Men 17 to 24 years old; multiple incarcerations or heading that way; substance abuse histories; domestic rancor - they are dealing with the highest of the high-risk, organizers admit. In fact, this is their wheelhouse. They embrace it and the goal of keeping these men from jail and prison.
"We're built for being told to bug off," said Roca founder and CEO Molly Baldwin, who began doing street outreach with gang members in Chelsea 26 years ago. "I don't think most young people want to go to jail for the rest of their lives. I don't think they want to die young."
The pay for success model is part of a fledgling "social-impact bond" movement that has drawn the likes of the Goldman Sachs Group., other private investors, grants and state and federal funds totaling about $38 million for the Roca effort. However, Roca will not get paid unless their goals are met five years out. In the meantime, Roca has had to borrow against their predicted success, aiming to fund-raise $4.7 million on its own.
Neither Roca nor the taxpayers assume any of the risk. That falls to the investors.
The organization won the contract through a competitive bid process and based on a track record of doing better than the government in terms of recidivism. When the state conducted a 10-year look back at the issue, Roca had done 33 percent better than the state on that front.
It aims to serve 924 young men in their Chelsea and Springfield hubs over three years; avoid 248 incarcerations and reduce recidivism by comparison with a control group by 45 percent. Forty-three percent will be the break-even point, Baldwin said. The program is comprised of three phases: engagement, behavior change and support for long-term success. Participants are randomly assigned; there are 25 so far in Hampden County and 120 statewide.
Staff members who attended an editorial board meeting at The Republican/MassLive on Tuesday said their early philosophy is based on "relentless outreach," meaning "don't take no for an answer."
The outreach is jokingly referred to as stalking, but to a positive end. Youth workers have become masters at the hard sell.
"It's a challenge but we don't quit," said Keith Rhone, assistant director at the Springfield office along with Christine Judd. "Even if they want to be here one day, slam the door in our faces the next day and threaten us the day after that. We never give up."
Staff are required to have two to three contacts with their clients per week
The earliest, measurable goals are to reduce or eliminate their time in jail, and keep them returning to a job for 60 consecutive days.
Roca folds failure, or relapse, into their formula. On average, participants will get fired from minimum wage jobs five to seven times, according to Judd. Roca workers then reassess: was it for smoking on the job? Arriving late or not at all? Sexual harassment? Drug use? They tailor counseling for all, and send them back out to work.
Their bottom lines are reducing criminal behavior and helping them learn to work.
"This is what you have to do to live in this world. If you've been to jail three times for selling crack, you're obviously not that good at it," Baldwin said, in defense of an honest living.
Roca has partnered with the Hampden County Sheriff's Department, Hampden District Attorneys office and local employers.

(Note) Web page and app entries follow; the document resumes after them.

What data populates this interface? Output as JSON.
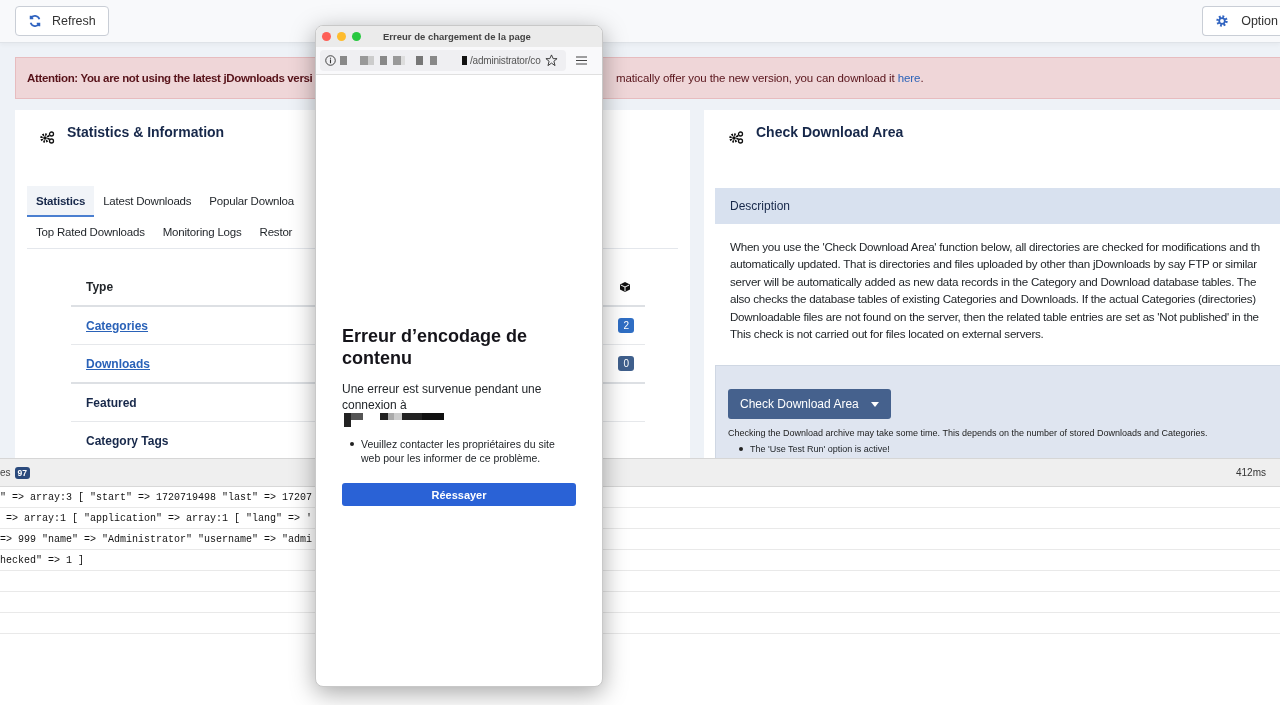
{
  "toolbar": {
    "refresh": "Refresh",
    "options": "Option"
  },
  "alert": {
    "start": "Attention: You are not using the latest jDownloads versi",
    "rest": "matically offer you the new version, you can download it ",
    "link": "here",
    "end": "."
  },
  "statistics_panel": {
    "title": "Statistics & Information",
    "tab_rows": [
      {
        "tabs": [
          {
            "label": "Statistics",
            "selected": true
          },
          {
            "label": "Latest Downloads",
            "selected": false
          },
          {
            "label": "Popular Downloa",
            "selected": false
          }
        ]
      },
      {
        "tabs": [
          {
            "label": "Top Rated Downloads",
            "selected": false
          },
          {
            "label": "Monitoring Logs",
            "selected": false
          },
          {
            "label": "Restor",
            "selected": false
          }
        ]
      }
    ],
    "table": {
      "columns": [
        "Type"
      ],
      "rows": [
        {
          "kind": "link",
          "label": "Categories",
          "count": "2",
          "color": "#2f6ec4"
        },
        {
          "kind": "link",
          "label": "Downloads",
          "count": "0",
          "color": "#3f5f8c"
        },
        {
          "kind": "plain",
          "label": "Featured"
        },
        {
          "kind": "plain",
          "label": "Category Tags"
        }
      ]
    }
  },
  "download_area_panel": {
    "title": "Check Download Area",
    "description_header": "Description",
    "description_lines": [
      "When you use the 'Check Download Area' function below, all directories are checked for modifications and th",
      "automatically updated. That is directories and files uploaded by other than jDownloads by say FTP or similar",
      "server will be automatically added as new data records in the Category and Download database tables. The",
      "also checks the database tables of existing Categories and Downloads. If the actual Categories (directories)",
      "Downloadable files are not found on the server, then the related table entries are set as 'Not published' in the",
      "This check is not carried out for files located on external servers."
    ],
    "button": "Check Download Area",
    "note": "Checking the Download archive may take some time. This depends on the number of stored Downloads and Categories.",
    "bullets": [
      "The 'Use Test Run' option is active!"
    ]
  },
  "debug_bar": {
    "tab": "es",
    "tab_count": "97",
    "time": "412ms",
    "lines": [
      "\" => array:3 [ \"start\" => 1720719498 \"last\" => 17207",
      " => array:1 [ \"application\" => array:1 [ \"lang\" => '",
      "=> 999 \"name\" => \"Administrator\" \"username\" => \"admi",
      "hecked\" => 1 ]"
    ]
  },
  "popup": {
    "title": "Erreur de chargement de la page",
    "url": "/administrator/co",
    "heading": "Erreur d’encodage de contenu",
    "message": "Une erreur est survenue pendant une connexion à",
    "bullets": [
      "Veuillez contacter les propriétaires du site web pour les informer de ce problème."
    ],
    "button": "Réessayer"
  }
}
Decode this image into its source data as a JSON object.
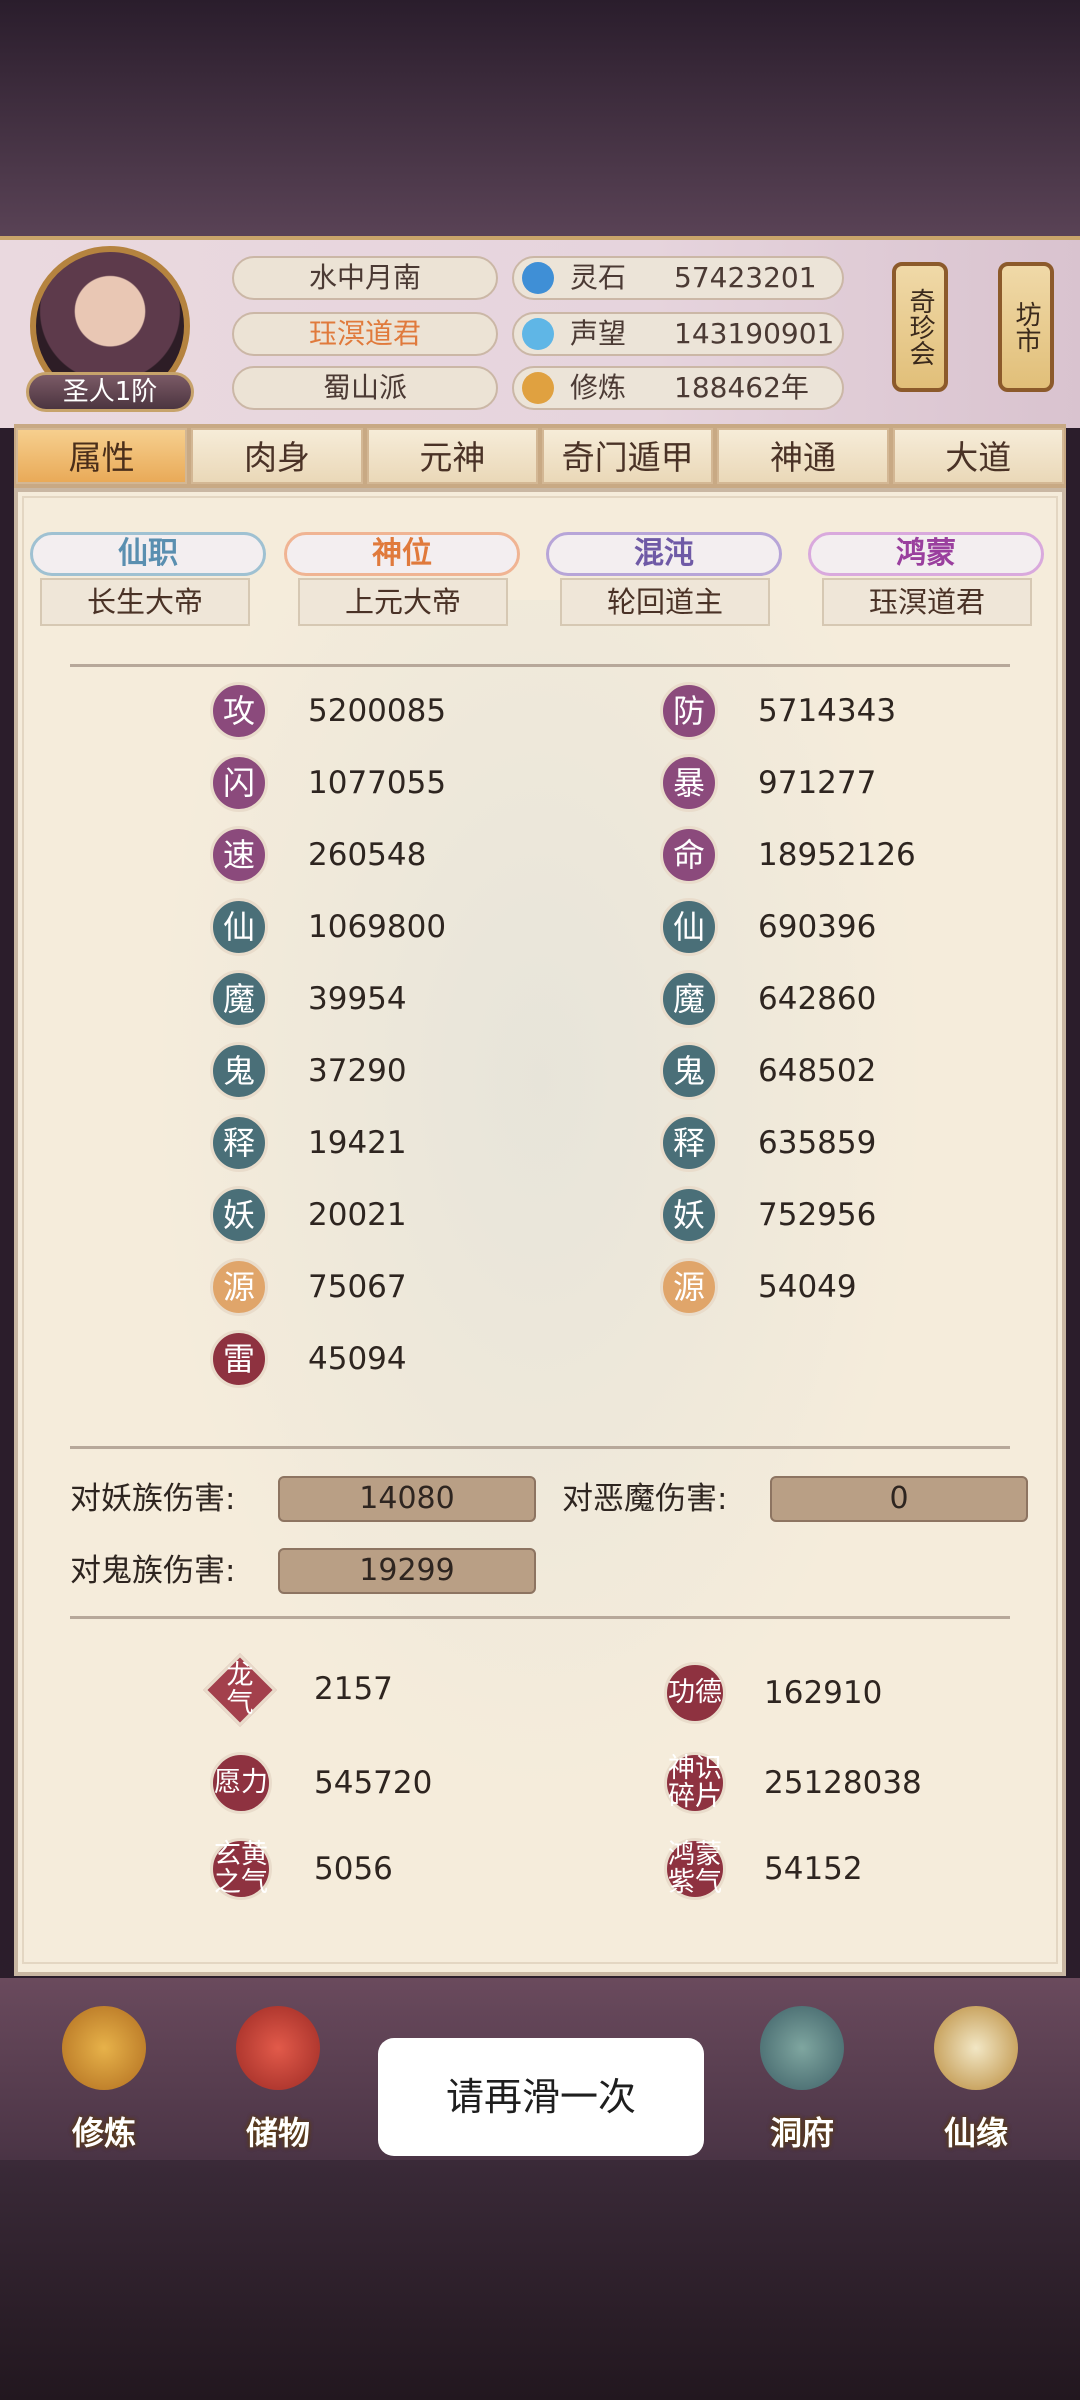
{
  "header": {
    "rank": "圣人1阶",
    "name": "水中月南",
    "title": "珏溟道君",
    "sect": "蜀山派",
    "resources": [
      {
        "icon": "spirit-stone-icon",
        "label": "灵石",
        "value": "57423201"
      },
      {
        "icon": "prestige-icon",
        "label": "声望",
        "value": "143190901"
      },
      {
        "icon": "cultivation-icon",
        "label": "修炼",
        "value": "188462年"
      }
    ],
    "lantern_left": "奇珍会",
    "lantern_right": "坊市"
  },
  "tabs": [
    "属性",
    "肉身",
    "元神",
    "奇门遁甲",
    "神通",
    "大道"
  ],
  "titles": [
    {
      "label": "仙职",
      "value": "长生大帝",
      "color": "#5a8fb0"
    },
    {
      "label": "神位",
      "value": "上元大帝",
      "color": "#e07a3c"
    },
    {
      "label": "混沌",
      "value": "轮回道主",
      "color": "#6f5aa6"
    },
    {
      "label": "鸿蒙",
      "value": "珏溟道君",
      "color": "#9a3f9e"
    }
  ],
  "stats_left": [
    {
      "icon": "攻",
      "value": "5200085"
    },
    {
      "icon": "闪",
      "value": "1077055"
    },
    {
      "icon": "速",
      "value": "260548"
    },
    {
      "icon": "仙",
      "value": "1069800"
    },
    {
      "icon": "魔",
      "value": "39954"
    },
    {
      "icon": "鬼",
      "value": "37290"
    },
    {
      "icon": "释",
      "value": "19421"
    },
    {
      "icon": "妖",
      "value": "20021"
    },
    {
      "icon": "源",
      "value": "75067"
    },
    {
      "icon": "雷",
      "value": "45094"
    }
  ],
  "stats_right": [
    {
      "icon": "防",
      "value": "5714343"
    },
    {
      "icon": "暴",
      "value": "971277"
    },
    {
      "icon": "命",
      "value": "18952126"
    },
    {
      "icon": "仙",
      "value": "690396"
    },
    {
      "icon": "魔",
      "value": "642860"
    },
    {
      "icon": "鬼",
      "value": "648502"
    },
    {
      "icon": "释",
      "value": "635859"
    },
    {
      "icon": "妖",
      "value": "752956"
    },
    {
      "icon": "源",
      "value": "54049"
    }
  ],
  "damage": [
    {
      "label": "对妖族伤害:",
      "value": "14080"
    },
    {
      "label": "对恶魔伤害:",
      "value": "0"
    },
    {
      "label": "对鬼族伤害:",
      "value": "19299"
    }
  ],
  "others_left": [
    {
      "icon": "龙气",
      "value": "2157"
    },
    {
      "icon": "愿力",
      "value": "545720"
    },
    {
      "icon": "玄黄之气",
      "value": "5056"
    }
  ],
  "others_right": [
    {
      "icon": "功德",
      "value": "162910"
    },
    {
      "icon": "神识碎片",
      "value": "25128038"
    },
    {
      "icon": "鸿蒙紫气",
      "value": "54152"
    }
  ],
  "nav": [
    "修炼",
    "储物",
    "洞府",
    "仙缘"
  ],
  "toast": "请再滑一次"
}
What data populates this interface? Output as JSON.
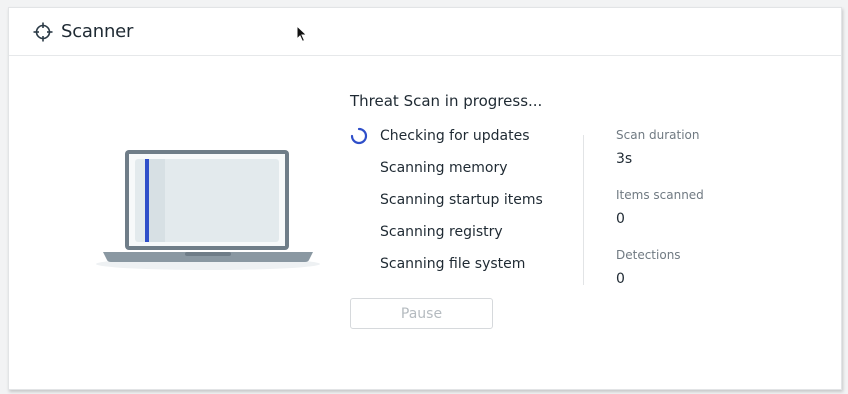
{
  "header": {
    "title": "Scanner",
    "icon": "crosshair-icon"
  },
  "scan": {
    "title": "Threat Scan in progress...",
    "steps": [
      {
        "label": "Checking for updates",
        "state": "in-progress"
      },
      {
        "label": "Scanning memory",
        "state": "pending"
      },
      {
        "label": "Scanning startup items",
        "state": "pending"
      },
      {
        "label": "Scanning registry",
        "state": "pending"
      },
      {
        "label": "Scanning file system",
        "state": "pending"
      }
    ],
    "pause_label": "Pause"
  },
  "stats": [
    {
      "label": "Scan duration",
      "value": "3s"
    },
    {
      "label": "Items scanned",
      "value": "0"
    },
    {
      "label": "Detections",
      "value": "0"
    }
  ],
  "colors": {
    "accent": "#2f4fc9",
    "text": "#1f2a33",
    "muted": "#707a82",
    "disabled": "#b5bbc0"
  }
}
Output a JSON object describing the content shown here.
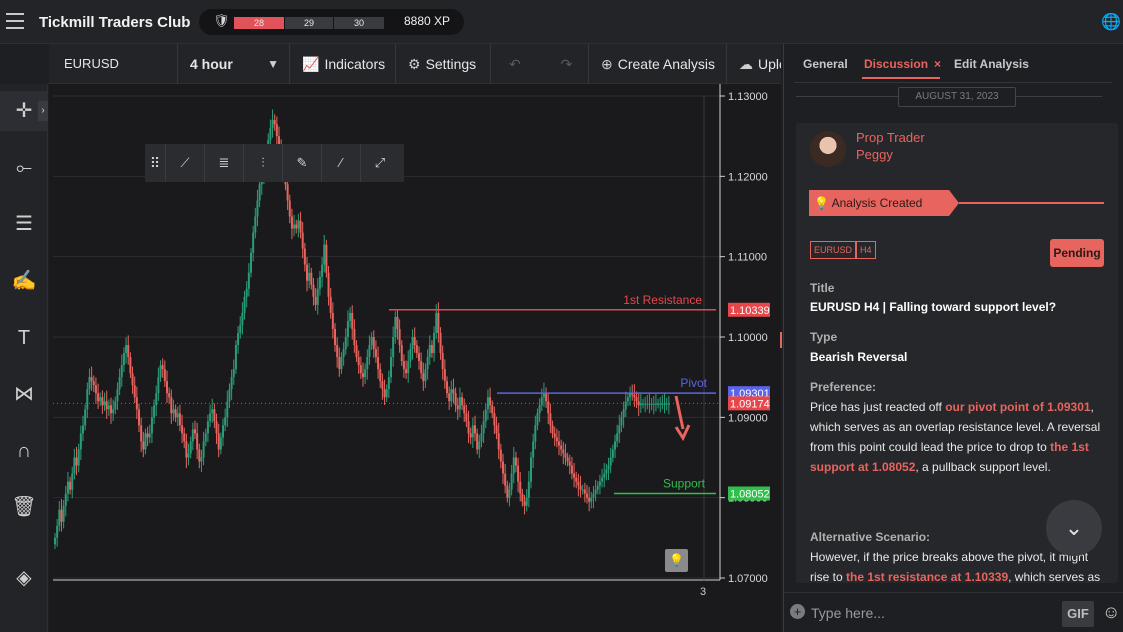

In 2013, Roca's data showed that of those who had completed the intensive component of the model that year, 89 percent had no new arrests; 95 percent had no probation violations and 69 percent had retained employment.